Content starts

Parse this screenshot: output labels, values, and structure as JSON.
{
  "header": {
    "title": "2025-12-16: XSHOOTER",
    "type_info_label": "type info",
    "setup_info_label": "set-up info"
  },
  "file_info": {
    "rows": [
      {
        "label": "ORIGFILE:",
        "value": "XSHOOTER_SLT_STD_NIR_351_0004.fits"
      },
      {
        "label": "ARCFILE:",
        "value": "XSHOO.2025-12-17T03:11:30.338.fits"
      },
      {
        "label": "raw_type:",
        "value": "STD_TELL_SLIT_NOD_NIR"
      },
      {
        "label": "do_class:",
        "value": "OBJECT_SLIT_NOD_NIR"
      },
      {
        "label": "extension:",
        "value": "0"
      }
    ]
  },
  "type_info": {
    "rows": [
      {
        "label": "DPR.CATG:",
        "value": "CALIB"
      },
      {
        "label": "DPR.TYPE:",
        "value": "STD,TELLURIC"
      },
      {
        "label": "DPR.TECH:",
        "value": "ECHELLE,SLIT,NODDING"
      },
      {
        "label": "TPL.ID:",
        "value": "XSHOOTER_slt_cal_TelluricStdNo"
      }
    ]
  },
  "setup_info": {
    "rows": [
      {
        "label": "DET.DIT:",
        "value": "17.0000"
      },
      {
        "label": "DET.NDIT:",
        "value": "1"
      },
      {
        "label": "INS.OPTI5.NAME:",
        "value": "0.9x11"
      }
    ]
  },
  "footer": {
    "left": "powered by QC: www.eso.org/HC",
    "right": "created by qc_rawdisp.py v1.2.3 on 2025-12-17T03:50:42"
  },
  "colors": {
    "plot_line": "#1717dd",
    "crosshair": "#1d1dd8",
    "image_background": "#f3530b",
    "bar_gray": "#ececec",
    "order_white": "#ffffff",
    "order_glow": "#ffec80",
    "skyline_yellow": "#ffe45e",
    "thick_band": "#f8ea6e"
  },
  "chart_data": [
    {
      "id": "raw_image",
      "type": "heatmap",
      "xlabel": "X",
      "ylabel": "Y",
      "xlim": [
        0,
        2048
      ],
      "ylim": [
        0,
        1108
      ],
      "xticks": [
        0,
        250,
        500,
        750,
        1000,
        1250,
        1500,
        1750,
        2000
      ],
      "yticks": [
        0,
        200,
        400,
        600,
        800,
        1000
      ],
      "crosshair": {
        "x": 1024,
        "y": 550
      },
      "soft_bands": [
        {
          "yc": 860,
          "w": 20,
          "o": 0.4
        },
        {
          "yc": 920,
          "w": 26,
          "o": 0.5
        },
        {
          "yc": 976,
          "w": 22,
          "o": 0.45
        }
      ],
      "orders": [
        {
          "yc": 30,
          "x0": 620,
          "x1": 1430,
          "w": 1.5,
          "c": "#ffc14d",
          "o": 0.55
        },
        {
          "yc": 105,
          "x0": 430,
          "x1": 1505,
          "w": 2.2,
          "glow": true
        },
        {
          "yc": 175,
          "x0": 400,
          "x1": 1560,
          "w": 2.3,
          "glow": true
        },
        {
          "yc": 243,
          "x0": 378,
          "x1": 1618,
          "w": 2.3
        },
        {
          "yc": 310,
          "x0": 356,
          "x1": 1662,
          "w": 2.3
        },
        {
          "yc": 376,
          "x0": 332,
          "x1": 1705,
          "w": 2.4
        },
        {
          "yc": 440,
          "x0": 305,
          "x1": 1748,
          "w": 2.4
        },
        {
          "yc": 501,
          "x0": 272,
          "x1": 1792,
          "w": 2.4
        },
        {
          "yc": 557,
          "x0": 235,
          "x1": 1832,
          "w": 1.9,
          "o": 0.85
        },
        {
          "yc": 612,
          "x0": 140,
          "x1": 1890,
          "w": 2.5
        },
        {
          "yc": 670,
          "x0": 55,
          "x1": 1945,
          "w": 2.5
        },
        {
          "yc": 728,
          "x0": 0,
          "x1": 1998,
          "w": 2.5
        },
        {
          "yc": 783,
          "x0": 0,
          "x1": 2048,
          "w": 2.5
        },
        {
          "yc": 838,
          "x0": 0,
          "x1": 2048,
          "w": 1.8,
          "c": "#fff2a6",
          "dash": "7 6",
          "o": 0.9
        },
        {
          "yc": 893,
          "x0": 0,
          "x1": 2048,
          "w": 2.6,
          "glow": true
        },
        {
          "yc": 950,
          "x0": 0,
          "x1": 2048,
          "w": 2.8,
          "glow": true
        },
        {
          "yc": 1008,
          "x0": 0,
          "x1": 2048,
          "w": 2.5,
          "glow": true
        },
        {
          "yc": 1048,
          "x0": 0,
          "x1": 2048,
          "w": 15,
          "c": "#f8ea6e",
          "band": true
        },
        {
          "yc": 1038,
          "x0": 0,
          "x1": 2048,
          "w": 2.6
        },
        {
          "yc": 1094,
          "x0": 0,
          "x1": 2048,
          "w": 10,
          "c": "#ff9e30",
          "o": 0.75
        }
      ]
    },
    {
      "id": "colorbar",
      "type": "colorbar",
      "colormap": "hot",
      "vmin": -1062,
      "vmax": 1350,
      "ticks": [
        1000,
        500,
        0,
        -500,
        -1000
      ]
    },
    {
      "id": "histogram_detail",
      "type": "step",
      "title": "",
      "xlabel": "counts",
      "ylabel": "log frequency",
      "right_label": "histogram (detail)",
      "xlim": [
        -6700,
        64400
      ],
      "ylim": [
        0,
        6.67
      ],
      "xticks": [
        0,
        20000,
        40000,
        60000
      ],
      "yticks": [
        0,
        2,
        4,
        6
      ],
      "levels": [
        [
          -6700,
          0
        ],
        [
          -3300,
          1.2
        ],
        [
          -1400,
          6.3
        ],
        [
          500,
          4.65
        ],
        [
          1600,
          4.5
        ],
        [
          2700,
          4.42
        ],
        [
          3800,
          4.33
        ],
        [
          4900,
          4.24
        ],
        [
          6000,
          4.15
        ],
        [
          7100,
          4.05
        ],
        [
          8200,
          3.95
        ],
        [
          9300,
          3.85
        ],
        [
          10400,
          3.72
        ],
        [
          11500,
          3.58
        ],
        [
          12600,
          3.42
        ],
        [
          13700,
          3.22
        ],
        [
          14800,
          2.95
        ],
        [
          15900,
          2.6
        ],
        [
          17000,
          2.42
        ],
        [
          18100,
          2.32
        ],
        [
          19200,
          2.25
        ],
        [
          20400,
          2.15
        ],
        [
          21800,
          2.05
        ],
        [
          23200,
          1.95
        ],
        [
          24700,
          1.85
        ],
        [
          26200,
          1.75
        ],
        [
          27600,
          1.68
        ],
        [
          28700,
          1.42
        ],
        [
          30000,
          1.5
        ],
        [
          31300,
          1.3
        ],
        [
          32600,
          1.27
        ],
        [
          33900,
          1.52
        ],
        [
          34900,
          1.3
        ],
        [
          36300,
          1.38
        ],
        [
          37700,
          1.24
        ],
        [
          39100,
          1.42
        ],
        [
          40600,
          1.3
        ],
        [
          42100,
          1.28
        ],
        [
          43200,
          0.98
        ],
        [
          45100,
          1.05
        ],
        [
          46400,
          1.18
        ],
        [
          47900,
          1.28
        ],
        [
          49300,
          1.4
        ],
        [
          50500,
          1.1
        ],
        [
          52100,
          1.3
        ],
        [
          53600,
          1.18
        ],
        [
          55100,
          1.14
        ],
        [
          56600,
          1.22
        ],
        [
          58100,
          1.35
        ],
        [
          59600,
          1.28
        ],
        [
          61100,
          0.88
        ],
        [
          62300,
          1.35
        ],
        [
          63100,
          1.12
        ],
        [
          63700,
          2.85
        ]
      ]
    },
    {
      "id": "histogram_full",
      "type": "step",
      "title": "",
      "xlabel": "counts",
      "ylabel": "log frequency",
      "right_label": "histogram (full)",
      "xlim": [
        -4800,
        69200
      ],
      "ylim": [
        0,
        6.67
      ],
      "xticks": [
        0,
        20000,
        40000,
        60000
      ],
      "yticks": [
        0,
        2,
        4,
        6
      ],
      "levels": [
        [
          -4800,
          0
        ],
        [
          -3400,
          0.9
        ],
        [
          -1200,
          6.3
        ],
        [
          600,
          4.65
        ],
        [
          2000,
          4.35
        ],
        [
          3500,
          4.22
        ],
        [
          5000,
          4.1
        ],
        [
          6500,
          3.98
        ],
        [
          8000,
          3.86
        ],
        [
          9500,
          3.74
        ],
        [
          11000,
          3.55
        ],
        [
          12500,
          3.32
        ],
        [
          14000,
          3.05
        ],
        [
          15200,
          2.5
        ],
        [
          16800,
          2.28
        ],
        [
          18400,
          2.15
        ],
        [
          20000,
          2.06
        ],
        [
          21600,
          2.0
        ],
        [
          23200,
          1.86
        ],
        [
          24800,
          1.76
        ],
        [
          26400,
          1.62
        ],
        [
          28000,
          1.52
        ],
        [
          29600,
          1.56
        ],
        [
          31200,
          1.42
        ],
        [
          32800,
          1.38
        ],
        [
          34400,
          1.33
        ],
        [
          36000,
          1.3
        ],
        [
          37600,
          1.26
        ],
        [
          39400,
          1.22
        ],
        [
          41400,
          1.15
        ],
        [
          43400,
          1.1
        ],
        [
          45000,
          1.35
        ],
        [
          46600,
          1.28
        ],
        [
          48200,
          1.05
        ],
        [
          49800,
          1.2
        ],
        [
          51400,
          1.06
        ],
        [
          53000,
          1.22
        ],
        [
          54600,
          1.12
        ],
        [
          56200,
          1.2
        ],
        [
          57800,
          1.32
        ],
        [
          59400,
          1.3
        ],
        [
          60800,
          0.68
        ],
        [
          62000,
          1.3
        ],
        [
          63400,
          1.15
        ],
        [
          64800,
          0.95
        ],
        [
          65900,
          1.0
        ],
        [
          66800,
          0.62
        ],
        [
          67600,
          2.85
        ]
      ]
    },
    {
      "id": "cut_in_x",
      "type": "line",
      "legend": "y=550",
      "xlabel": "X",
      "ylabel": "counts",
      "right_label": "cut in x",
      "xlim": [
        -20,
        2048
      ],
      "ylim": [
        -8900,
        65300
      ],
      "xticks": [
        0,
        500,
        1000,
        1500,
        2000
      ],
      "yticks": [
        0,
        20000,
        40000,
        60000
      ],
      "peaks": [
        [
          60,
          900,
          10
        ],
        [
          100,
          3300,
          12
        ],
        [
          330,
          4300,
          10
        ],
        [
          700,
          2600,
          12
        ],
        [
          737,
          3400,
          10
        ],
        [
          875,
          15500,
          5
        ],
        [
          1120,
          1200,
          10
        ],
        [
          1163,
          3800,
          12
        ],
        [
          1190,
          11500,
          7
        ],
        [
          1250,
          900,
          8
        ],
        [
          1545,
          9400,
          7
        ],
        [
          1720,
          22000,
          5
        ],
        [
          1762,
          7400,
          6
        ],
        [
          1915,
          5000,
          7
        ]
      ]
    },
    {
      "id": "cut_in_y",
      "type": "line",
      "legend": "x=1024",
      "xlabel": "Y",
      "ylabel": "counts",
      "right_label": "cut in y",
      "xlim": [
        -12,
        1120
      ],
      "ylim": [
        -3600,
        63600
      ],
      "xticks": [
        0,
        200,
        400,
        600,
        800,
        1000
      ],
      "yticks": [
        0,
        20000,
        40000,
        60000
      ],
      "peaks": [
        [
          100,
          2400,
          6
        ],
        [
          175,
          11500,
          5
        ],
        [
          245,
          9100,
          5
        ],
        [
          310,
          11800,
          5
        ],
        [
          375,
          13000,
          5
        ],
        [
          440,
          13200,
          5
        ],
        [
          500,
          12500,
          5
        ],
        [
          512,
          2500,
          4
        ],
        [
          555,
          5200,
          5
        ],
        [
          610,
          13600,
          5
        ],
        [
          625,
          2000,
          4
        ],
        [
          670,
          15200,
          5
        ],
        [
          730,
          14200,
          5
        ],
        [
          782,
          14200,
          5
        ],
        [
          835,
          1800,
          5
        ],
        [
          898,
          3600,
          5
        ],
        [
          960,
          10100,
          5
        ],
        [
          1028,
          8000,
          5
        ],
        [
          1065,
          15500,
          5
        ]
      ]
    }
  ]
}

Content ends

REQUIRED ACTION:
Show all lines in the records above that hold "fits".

SOLUTION TO THIS PROBLEM:
        "value": "XSHOOTER_SLT_STD_NIR_351_0004.fits"
        "value": "XSHOO.2025-12-17T03:11:30.338.fits"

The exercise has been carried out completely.